High Revenue Growth à High Earnings Per Share Growth à High Dividend Growth
Of course there’s technically nothing preventing a company from achieving all 3 at the same time, but those seem to be the exception more than the rule. It all depends on what is achievable for a company depending on their industry, market conditions, their competitive advantages, and a myriad of other factors.
4—Free Cash Flow Per Share Growth
This last type of company growth rate is much less publicized on Wall Street but is undoubtedly just as (if not more) important than all of them.
Many of the valuation models which are used on publicly traded stocks today rely on calculating Free Cash Flow (FCF) per Share, because better free cash flow tends to lead to better future earnings.
Though EPS is a decent proxy for the profits available for owners, free cash flow is a more accurate representation of the actual cash flows available to shareholders at a set time, because the accounting for earnings is a little nuanced.
Earnings don’t represent the true cash situation of a business because the accounting is adjusted for tax purposes and to present a better picture of the financial results of the operations of a business from year to year.
Large capital outlays as long term investments for future company growth might affect short term cash flows but don’t necessarily indicate poor operating results; it’s for this reason and others that depreciation was invented and provides one of the major dichotomies between earnings and free cash flow.
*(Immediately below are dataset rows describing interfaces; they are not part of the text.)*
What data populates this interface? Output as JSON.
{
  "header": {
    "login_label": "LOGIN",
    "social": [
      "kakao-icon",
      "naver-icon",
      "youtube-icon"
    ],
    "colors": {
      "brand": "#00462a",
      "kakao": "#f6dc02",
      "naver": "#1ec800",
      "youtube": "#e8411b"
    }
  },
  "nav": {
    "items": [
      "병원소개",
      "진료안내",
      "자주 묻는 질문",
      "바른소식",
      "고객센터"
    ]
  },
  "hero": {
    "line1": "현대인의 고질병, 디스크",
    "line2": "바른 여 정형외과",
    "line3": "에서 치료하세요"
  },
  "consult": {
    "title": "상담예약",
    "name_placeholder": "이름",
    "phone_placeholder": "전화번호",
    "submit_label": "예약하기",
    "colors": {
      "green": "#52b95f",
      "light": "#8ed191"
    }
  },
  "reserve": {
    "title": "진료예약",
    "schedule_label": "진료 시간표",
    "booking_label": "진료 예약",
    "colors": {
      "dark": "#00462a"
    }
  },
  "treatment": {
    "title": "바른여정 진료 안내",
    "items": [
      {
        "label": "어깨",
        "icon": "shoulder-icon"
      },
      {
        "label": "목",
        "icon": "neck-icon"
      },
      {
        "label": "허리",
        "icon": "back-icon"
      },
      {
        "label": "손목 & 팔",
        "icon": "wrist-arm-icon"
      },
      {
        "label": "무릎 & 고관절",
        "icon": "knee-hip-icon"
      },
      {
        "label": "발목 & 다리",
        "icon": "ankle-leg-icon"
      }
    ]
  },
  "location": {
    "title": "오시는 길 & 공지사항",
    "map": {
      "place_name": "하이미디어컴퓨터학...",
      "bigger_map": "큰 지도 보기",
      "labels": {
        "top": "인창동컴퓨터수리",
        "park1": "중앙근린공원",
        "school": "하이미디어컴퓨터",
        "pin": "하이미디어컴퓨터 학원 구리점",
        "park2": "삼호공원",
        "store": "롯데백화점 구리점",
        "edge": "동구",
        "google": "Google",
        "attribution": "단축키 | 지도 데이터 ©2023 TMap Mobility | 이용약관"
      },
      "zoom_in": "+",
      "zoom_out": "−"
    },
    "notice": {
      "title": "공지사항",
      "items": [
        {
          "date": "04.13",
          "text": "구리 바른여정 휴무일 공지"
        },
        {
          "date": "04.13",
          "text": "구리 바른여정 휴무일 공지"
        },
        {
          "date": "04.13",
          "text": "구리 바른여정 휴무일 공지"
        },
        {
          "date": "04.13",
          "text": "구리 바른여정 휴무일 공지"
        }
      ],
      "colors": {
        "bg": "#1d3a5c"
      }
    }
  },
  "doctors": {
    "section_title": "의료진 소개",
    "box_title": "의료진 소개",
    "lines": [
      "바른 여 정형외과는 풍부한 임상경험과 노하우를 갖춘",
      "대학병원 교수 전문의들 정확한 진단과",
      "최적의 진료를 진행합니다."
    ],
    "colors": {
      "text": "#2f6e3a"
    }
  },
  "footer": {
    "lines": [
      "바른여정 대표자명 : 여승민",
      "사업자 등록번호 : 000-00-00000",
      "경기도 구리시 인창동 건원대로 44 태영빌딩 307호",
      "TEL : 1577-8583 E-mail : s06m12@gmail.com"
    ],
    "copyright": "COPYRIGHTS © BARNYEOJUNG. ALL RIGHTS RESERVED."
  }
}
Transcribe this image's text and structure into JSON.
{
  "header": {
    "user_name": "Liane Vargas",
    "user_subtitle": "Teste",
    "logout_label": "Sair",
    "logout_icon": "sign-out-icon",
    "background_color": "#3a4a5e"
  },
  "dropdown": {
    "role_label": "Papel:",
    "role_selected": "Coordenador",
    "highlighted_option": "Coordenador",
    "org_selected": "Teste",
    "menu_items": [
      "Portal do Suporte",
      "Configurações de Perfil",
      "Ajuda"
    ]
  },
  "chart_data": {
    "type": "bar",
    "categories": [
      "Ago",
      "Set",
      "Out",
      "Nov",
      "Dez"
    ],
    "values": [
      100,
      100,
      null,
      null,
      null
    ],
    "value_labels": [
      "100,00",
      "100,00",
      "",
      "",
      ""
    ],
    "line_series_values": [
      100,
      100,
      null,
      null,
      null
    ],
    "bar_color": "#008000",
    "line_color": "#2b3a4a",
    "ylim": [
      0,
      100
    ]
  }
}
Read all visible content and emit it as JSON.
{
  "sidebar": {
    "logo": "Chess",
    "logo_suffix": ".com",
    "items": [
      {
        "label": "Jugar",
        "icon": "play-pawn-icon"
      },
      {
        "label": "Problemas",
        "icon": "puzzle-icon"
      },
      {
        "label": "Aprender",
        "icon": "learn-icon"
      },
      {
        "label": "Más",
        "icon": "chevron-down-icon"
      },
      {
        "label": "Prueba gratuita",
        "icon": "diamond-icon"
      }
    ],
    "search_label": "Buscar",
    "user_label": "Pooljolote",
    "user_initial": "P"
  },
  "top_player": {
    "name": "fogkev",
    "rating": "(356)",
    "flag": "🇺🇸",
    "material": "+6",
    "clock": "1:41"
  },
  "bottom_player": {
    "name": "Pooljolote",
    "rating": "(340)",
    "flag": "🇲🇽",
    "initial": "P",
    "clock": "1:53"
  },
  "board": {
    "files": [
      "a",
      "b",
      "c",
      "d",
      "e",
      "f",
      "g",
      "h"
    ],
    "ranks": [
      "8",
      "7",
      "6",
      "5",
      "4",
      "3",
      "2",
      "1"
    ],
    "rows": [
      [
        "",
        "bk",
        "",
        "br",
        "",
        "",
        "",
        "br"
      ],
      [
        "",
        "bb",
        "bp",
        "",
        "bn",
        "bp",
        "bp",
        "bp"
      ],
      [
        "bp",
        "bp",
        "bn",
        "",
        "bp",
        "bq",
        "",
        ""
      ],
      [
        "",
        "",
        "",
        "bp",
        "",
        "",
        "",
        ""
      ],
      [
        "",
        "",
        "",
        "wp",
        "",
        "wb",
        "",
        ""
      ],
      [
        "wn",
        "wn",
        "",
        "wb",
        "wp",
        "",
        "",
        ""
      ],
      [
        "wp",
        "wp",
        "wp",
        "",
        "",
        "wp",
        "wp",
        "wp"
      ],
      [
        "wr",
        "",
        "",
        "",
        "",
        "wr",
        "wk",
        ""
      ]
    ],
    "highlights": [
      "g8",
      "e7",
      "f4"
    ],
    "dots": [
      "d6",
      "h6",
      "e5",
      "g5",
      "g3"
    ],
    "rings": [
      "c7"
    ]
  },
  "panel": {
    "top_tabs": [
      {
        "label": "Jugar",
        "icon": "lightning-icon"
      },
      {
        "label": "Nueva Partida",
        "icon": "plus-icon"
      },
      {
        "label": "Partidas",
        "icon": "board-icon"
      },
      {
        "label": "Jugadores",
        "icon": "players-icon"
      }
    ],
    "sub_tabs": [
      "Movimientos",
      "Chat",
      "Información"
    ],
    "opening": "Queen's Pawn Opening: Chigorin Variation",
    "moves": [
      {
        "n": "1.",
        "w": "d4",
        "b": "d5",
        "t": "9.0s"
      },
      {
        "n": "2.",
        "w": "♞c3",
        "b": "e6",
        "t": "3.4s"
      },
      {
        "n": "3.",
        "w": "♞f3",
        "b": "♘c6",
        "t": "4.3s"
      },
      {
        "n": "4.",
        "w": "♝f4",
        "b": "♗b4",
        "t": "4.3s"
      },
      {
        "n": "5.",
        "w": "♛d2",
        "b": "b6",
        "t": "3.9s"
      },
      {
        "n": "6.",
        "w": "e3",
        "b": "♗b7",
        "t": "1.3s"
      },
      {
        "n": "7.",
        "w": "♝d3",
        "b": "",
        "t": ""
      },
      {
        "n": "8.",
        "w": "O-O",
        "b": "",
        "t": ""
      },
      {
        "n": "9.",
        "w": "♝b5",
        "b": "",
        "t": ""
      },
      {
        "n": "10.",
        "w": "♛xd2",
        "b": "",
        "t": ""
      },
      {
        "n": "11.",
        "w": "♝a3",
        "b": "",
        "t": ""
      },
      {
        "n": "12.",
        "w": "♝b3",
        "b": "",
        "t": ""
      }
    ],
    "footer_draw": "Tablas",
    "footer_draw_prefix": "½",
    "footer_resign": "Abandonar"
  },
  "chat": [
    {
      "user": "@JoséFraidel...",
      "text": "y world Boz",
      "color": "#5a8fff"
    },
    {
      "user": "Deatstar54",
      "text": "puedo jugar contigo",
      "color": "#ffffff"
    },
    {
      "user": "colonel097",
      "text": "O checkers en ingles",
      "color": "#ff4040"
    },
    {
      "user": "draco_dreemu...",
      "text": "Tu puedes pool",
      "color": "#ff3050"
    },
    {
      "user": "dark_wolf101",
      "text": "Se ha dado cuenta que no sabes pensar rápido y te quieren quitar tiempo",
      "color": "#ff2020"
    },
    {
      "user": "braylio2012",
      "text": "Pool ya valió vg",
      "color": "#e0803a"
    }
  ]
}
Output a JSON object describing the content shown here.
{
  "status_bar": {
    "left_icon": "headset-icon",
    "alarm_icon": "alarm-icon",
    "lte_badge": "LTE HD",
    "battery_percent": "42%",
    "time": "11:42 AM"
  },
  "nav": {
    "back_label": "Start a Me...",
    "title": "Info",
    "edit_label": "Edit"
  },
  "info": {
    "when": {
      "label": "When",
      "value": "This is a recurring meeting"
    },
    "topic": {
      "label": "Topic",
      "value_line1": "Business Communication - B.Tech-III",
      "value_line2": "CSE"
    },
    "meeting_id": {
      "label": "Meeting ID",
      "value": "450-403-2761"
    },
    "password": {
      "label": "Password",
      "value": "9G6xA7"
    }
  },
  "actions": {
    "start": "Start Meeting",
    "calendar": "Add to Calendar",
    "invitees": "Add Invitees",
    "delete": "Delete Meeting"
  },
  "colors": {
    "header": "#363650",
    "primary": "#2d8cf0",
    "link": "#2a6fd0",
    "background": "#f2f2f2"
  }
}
Free cash flow is considered a better measure than earnings by many investors and analysts because it represents how much cash flow investors are likely to receive.
Some businesses might have great earnings power, but also require continuous capital outlays in order to continue long term operations, which can greatly limit the actual cash flow available to be distributed back to shareholders now and in the future.
Analysts also use free cash flow as a signal for how a company is likely to perform in the future, based on how management expects future demand and how much they are investing in working capital and capital expenditures.
FCF/ share is preferred by many great investors such as Warren Buffett (who has his own version he calls Owner’s Earnings), who can see the attractiveness of lower capital intensive businesses in producing future shareholder return.
To recap, you can estimate a company’s growth rate through a variety of factors, with the following four as some of the more popular:
- Earnings Per Share Growth
- Dividend Per Share Growth
- Revenue Growth
- Free Cash Flow Per Share Growth
You might notice that the more you study financial statements the more that metrics like these tend to work together, and so it’s not always about deciding about the “best metric” to use but rather what each metric is trying to tell you.
I hope you’ve internalized that company growth rate can be subjective and doesn’t always lead to high shareholder return.
There are other factors which eventually contribute to the return you’ll get when investing in any company in the stock market; growth being just one of the many.
While they might not be the most popular ideas, big company size and big company growth rates aren’t always the most optimal strategy for every business. These might not be the best strategies for shareholders either, even if they are better for company longevity or other company goals.
I’d encourage you to read about how companies can stay small and yet provide fabulous long term returns for shareholders; one great example of this was Henry Singleton and his stock buyback strategy.
You can greatly increase the shareholder value of a stock without growing the company itself all that much, and Singleton was a leading example of doing exactly that.
That said, you probably can’t get decent long term returns without growth either.
So company growth rate metrics such as revenue growth and EPS/FCF growth can be very important, especially with a business in decline. A business in that dreary stage can only cover up bad performance through buybacks or expense cutting for so long, eventually destroying shareholder value and your returns.